Posted by the traveler at 11:22 AM
Thursday, March 23, 2006
Samuel D. Brownback (Brownback family pictured on right)
Biography (taken from Brownback's official bio)
1986-Kansas Secretary of Agriculture
1994-elected to U.S. Congress
1996-elected 32nd U.S. Senator of Kansas to fill in for Sen. Bob Dole
1998-elected to full six year term as U.S. Senator
2004-reelected to a second term as U.S. Senator
Samuel Brownback and his wife, Mary, have five children. Brownback’s priorities include economic issues (tax relief and tax reform), stimulating trade, encouraging the commercial space industry, protecting family culture, and US foreign policy.
Note: voting issues are either paraphrased or taken directly from www.vote-smart.org.
NO-to federal pregnancy prevention
NO-to adopt an amendment to show Congress in support of Roe v. Wade
YES-to prohibit partial birth abortion
YES-to provide $170 billion in corporate tax breaks
YES-to provide $350 billion to supply tax breaks
YES-to provide tax relief for married couples
NO-to increase funding for Title I grants and reduce debt by closing corporate tax loopholes.
NO-to fully reinstate the pay-as-you-go requirement through 2011.
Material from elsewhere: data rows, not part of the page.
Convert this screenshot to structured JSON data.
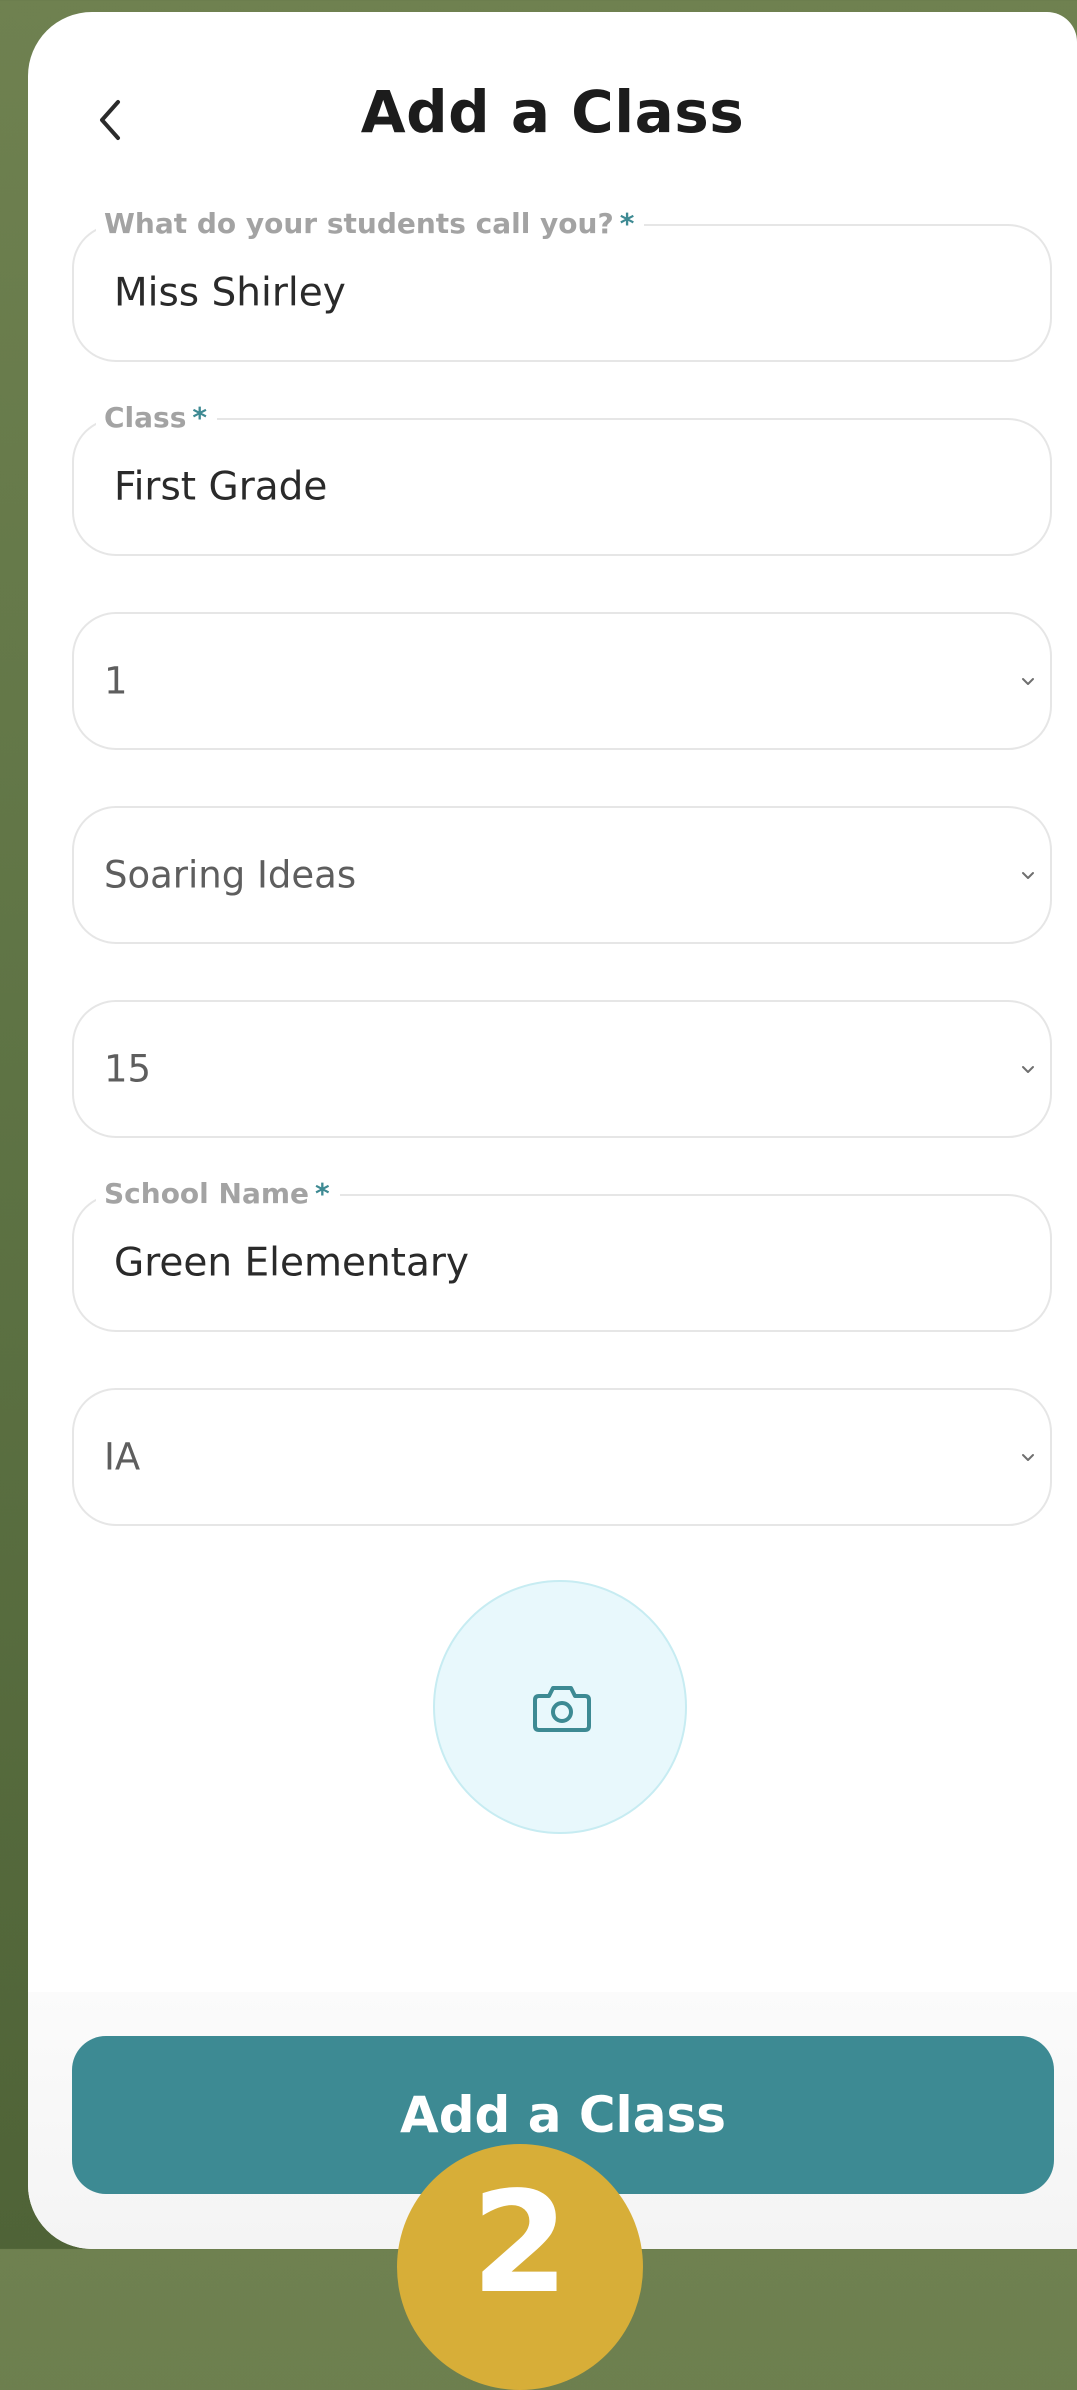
{
  "header": {
    "title": "Add a Class",
    "back_icon": "chevron-left-icon"
  },
  "form": {
    "teacher_name": {
      "label": "What do your students call you?",
      "required_mark": "*",
      "value": "Miss Shirley"
    },
    "class_name": {
      "label": "Class",
      "required_mark": "*",
      "value": "First Grade"
    },
    "grade_select": {
      "value": "1"
    },
    "curriculum_select": {
      "value": "Soaring Ideas"
    },
    "students_select": {
      "value": "15"
    },
    "school_name": {
      "label": "School Name",
      "required_mark": "*",
      "value": "Green Elementary"
    },
    "state_select": {
      "value": "IA"
    }
  },
  "photo_upload": {
    "icon": "camera-icon"
  },
  "footer": {
    "submit_label": "Add a Class"
  },
  "step_badge": {
    "label": "2"
  },
  "colors": {
    "background": "#5f7445",
    "accent": "#3d8a93",
    "badge": "#d7ae38",
    "photo_bg": "#e8f8fc"
  }
}
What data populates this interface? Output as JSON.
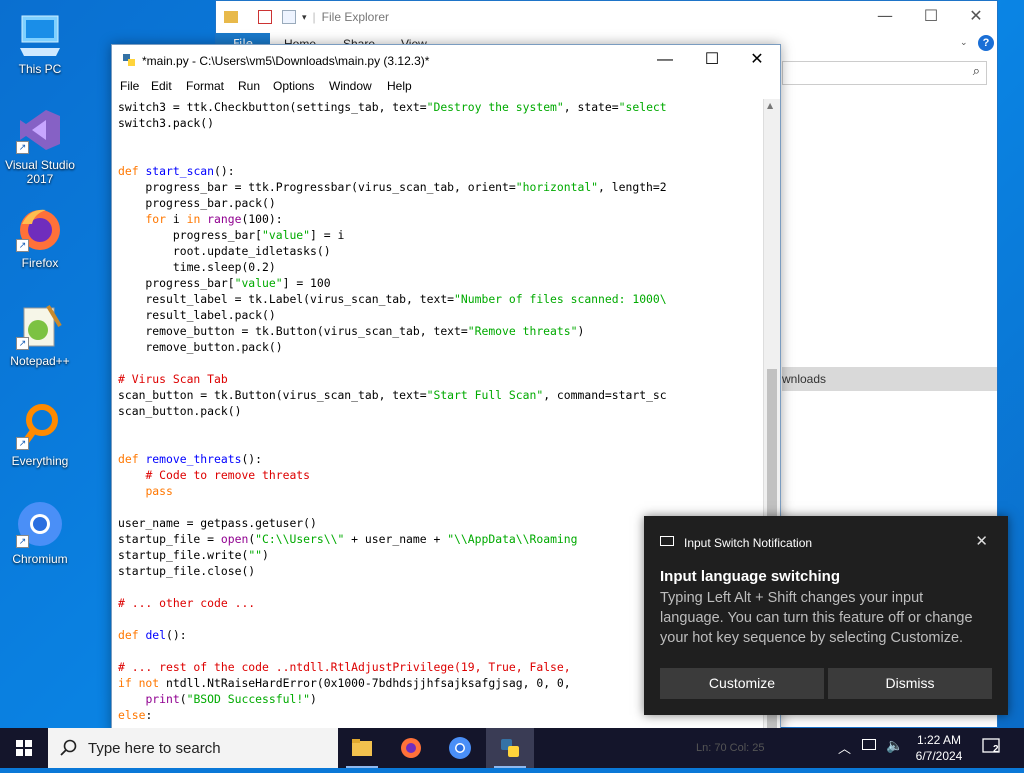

YES-to appropriate $87 billion to fund ongoing military operations in Iraq and Afghanistan.
YES-to authorize funds for military construction and defense activities
YES-USA Patriot and Terrorism Prevention Reauthorization
NO-to ratify the Comprehensive Nuclear Test-Ban Treaty
NO-to increase maximum Federal Pell Grant
NO-to provide additional funding for title I of the Elementary and Secondary Education Act of 1965.
YES-No Child Left Behind Act
YES-to pass a bill that would add prescription drug benefits to Medicare.
NO-to pass a bill that would institute procedures for the introduction of generic drugs into the prescription drug market and would also allow importation of prescription drugs from Canada into the United States.
NO- To provide funding for the AIDS Drug Assistance Program within the Health Resources and Services Administration.
YES- to pass a bill that raises the annual cap on H-1B visas for highly skilled foreign workers, and for other purposes.
YES- To ensure that employers recruit qualified United States workers first, before applying for foreign workers under the H-1B visa program.
[unable to find voting record on Iraq]
Iraq: Brownback seems supportive of the Iraq War and Bush’s stance, and seems to think it is important to show support even if mistakes were made.
Religion: Brownback is Roman Catholic.
Read about another presidential candidate: George Allen.
Posted by the traveler at 2:24 PM